**What is being asked**
Take every line containing "door" out of the records.

**Data provided**
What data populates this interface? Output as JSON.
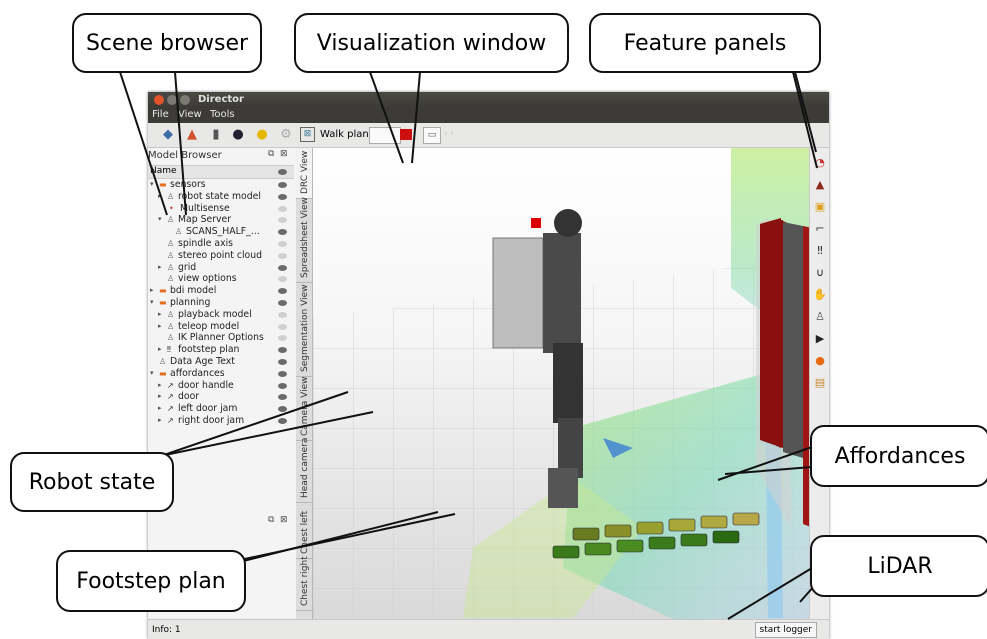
{
  "callouts": {
    "scene_browser": "Scene browser",
    "visualization_window": "Visualization window",
    "feature_panels": "Feature panels",
    "robot_state": "Robot state",
    "affordances": "Affordances",
    "footstep_plan": "Footstep plan",
    "lidar": "LiDAR"
  },
  "window": {
    "title": "Director",
    "menu": [
      "File",
      "View",
      "Tools"
    ],
    "toolbar": {
      "walk_plan_label": "Walk plan:"
    }
  },
  "model_browser": {
    "title": "Model Browser",
    "column_header": "Name",
    "items": [
      {
        "label": "sensors"
      },
      {
        "label": "robot state model"
      },
      {
        "label": "Multisense"
      },
      {
        "label": "Map Server"
      },
      {
        "label": "SCANS_HALF_..."
      },
      {
        "label": "spindle axis"
      },
      {
        "label": "stereo point cloud"
      },
      {
        "label": "grid"
      },
      {
        "label": "view options"
      },
      {
        "label": "bdi model"
      },
      {
        "label": "planning"
      },
      {
        "label": "playback model"
      },
      {
        "label": "teleop model"
      },
      {
        "label": "IK Planner Options"
      },
      {
        "label": "footstep plan"
      },
      {
        "label": "Data Age Text"
      },
      {
        "label": "affordances"
      },
      {
        "label": "door handle"
      },
      {
        "label": "door"
      },
      {
        "label": "left door jam"
      },
      {
        "label": "right door jam"
      }
    ]
  },
  "view_tabs": [
    "DRC View",
    "Spreadsheet View",
    "Segmentation View",
    "Camera View",
    "Head camera",
    "Chest left",
    "Chest right"
  ],
  "feature_panel_icons": [
    "gauge-icon",
    "mortarboard-icon",
    "map-icon",
    "robot-arm-icon",
    "footsteps-icon",
    "gripper-icon",
    "hand-icon",
    "teleop-icon",
    "camera-icon",
    "warning-icon",
    "notes-icon"
  ],
  "status": {
    "info": "Info: 1",
    "logger_button": "start logger"
  }
}
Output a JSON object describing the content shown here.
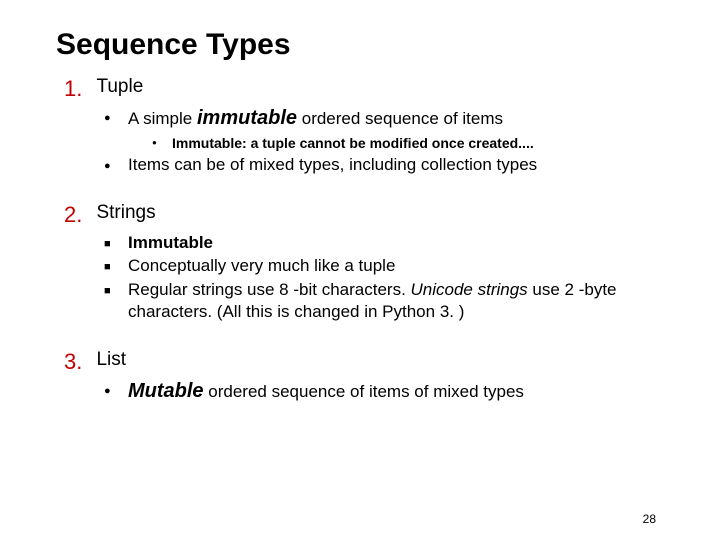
{
  "title": "Sequence Types",
  "pageNumber": "28",
  "items": [
    {
      "num": "1.",
      "header": "Tuple",
      "bullets_style": "disc",
      "bullets": [
        {
          "type": "immutable-line",
          "prefix": "A simple ",
          "keyword": "immutable",
          "suffix": " ordered sequence of items",
          "sub": [
            {
              "text": "Immutable: a tuple cannot be modified once created...."
            }
          ]
        },
        {
          "type": "plain",
          "text": "Items can be of mixed types, including collection types"
        }
      ]
    },
    {
      "num": "2.",
      "header": "Strings",
      "bullets_style": "sq",
      "bullets": [
        {
          "type": "bold",
          "text": "Immutable"
        },
        {
          "type": "plain",
          "text": "Conceptually very much like a tuple"
        },
        {
          "type": "unicode-line",
          "parts": [
            {
              "t": "Regular strings use 8 -bit characters. "
            },
            {
              "t": "Unicode strings",
              "italic": true
            },
            {
              "t": " use 2 -byte characters.  (All this is changed in Python 3. )"
            }
          ]
        }
      ]
    },
    {
      "num": "3.",
      "header": "List",
      "bullets_style": "disc",
      "bullets": [
        {
          "type": "mutable-line",
          "keyword": "Mutable",
          "suffix": " ordered sequence of items of mixed types"
        }
      ]
    }
  ]
}
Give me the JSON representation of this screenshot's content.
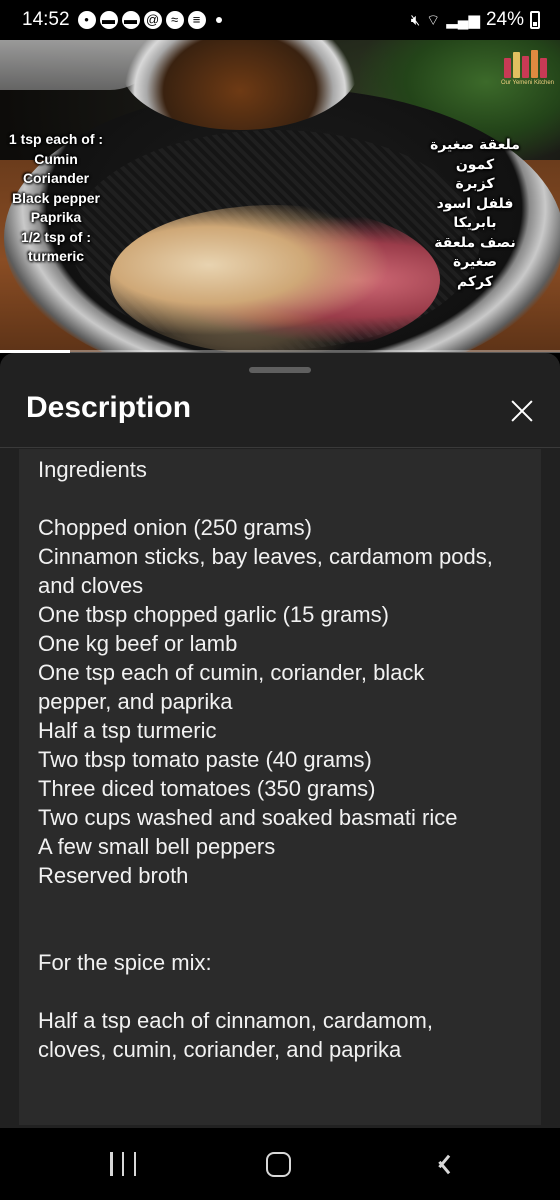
{
  "status_bar": {
    "time": "14:52",
    "battery": "24%"
  },
  "video": {
    "caption_en": [
      "1 tsp each of :",
      "Cumin",
      "Coriander",
      "Black pepper",
      "Paprika",
      "1/2 tsp of :",
      "turmeric"
    ],
    "caption_ar": [
      "ملعقة صغيرة",
      "كمون",
      "كزبرة",
      "فلفل اسود",
      "بابريكا",
      "نصف ملعقة صغيرة",
      "كركم"
    ],
    "logo_text": "Our Yemeni Kitchen",
    "progress": 0.125
  },
  "sheet": {
    "title": "Description",
    "description_lines": [
      "Ingredients",
      "",
      "Chopped onion (250 grams)",
      "Cinnamon sticks, bay leaves, cardamom pods,",
      "and cloves",
      "One tbsp chopped garlic (15 grams)",
      "One kg beef or lamb",
      "One tsp each of cumin, coriander, black",
      "pepper, and paprika",
      "Half a tsp turmeric",
      "Two tbsp tomato paste (40 grams)",
      "Three diced tomatoes (350 grams)",
      "Two cups washed and soaked basmati rice",
      "A few small bell peppers",
      "Reserved broth",
      "",
      "",
      "For the spice mix:",
      "",
      "Half a tsp each of cinnamon, cardamom,",
      "cloves, cumin, coriander, and paprika"
    ]
  },
  "icons": {
    "close": "close-icon",
    "recents": "recents-icon",
    "home": "home-icon",
    "back": "back-icon"
  }
}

**Output for this task**
        "label": "door handle"
        "label": "door"
        "label": "left door jam"
        "label": "right door jam"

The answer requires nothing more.